(RECORDED DATA)
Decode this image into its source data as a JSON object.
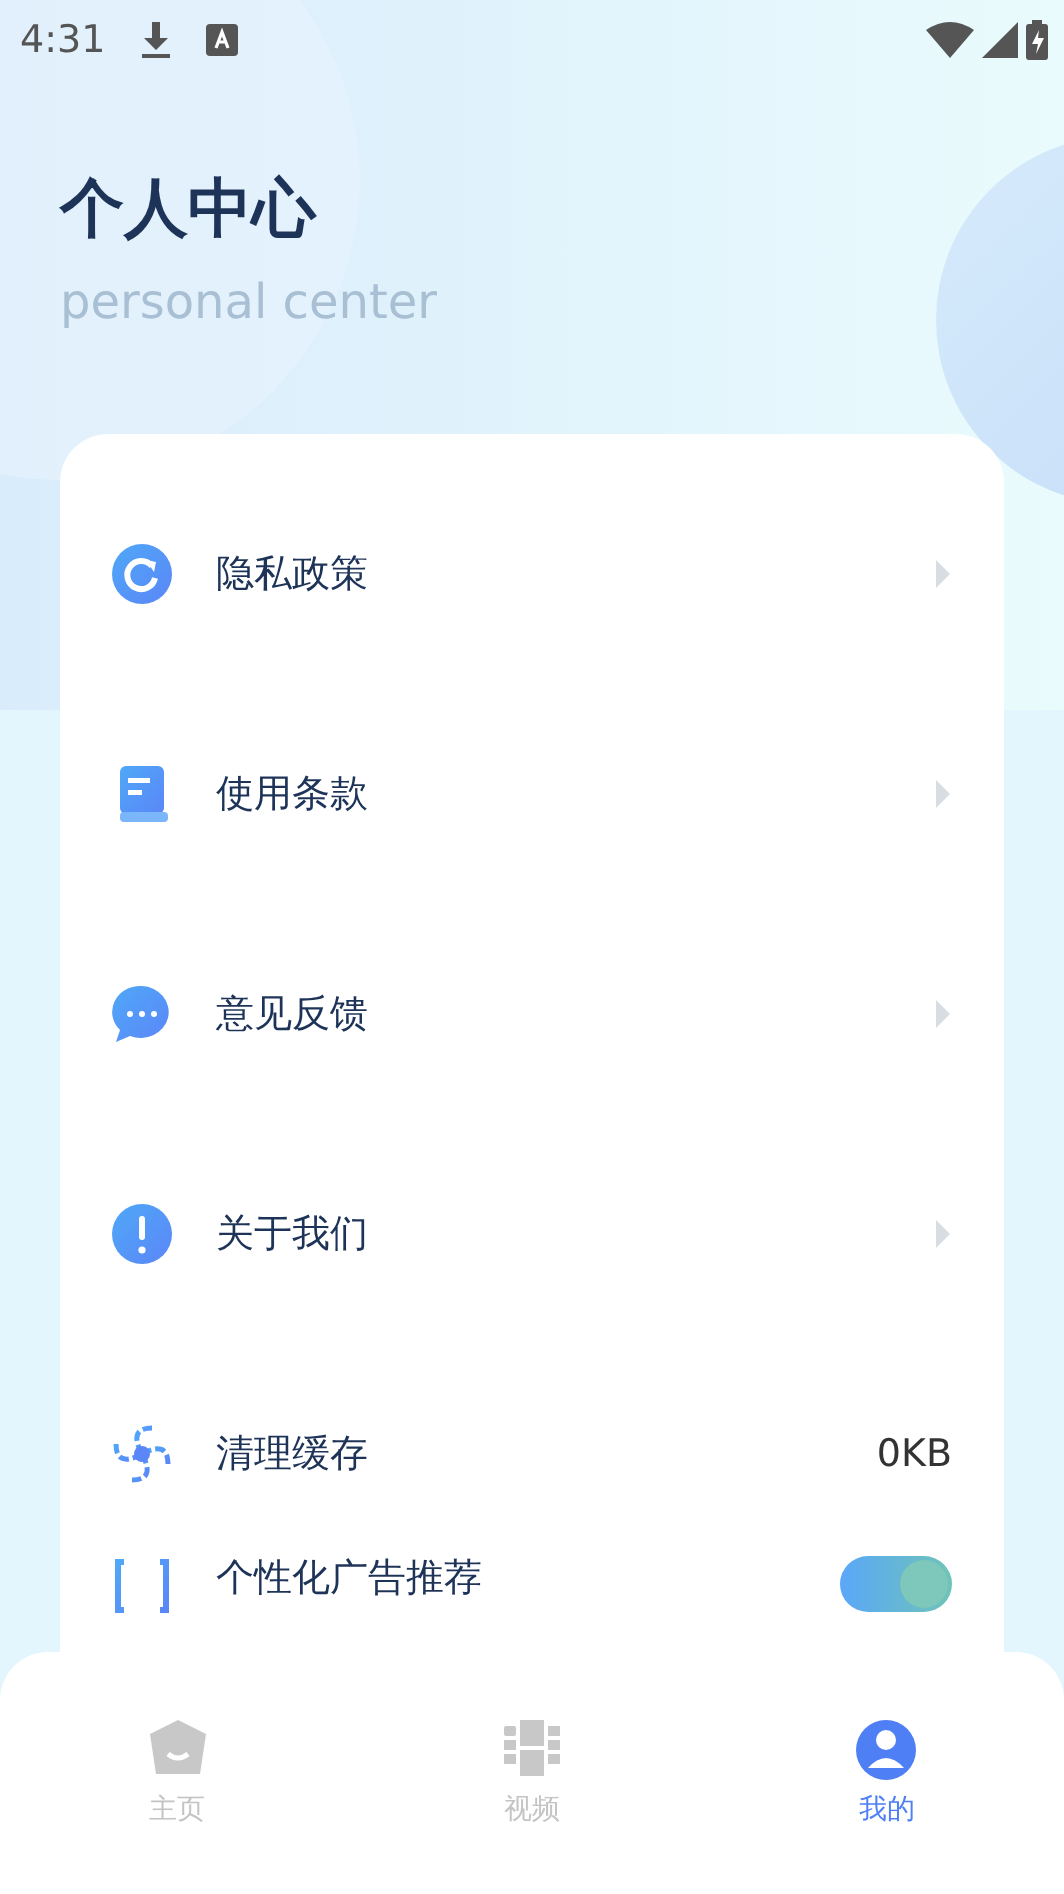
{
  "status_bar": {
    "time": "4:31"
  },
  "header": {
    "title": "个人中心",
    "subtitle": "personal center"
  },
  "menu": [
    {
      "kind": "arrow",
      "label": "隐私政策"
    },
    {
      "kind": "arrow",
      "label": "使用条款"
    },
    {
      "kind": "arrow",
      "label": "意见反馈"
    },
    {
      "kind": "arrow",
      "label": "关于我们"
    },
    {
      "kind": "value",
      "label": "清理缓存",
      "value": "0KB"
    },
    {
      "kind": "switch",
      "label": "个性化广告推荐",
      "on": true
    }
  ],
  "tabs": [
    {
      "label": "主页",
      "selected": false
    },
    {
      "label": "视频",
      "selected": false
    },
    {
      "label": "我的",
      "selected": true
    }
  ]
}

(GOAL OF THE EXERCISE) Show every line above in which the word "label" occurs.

(EXPECTED OUTPUT)
      "label": "隐私政策"
      "label": "使用条款"
      "label": "意见反馈"
      "label": "关于我们"
      "label": "清理缓存",
      "label": "个性化广告推荐",
      "label": "主页",
      "label": "视频",
      "label": "我的",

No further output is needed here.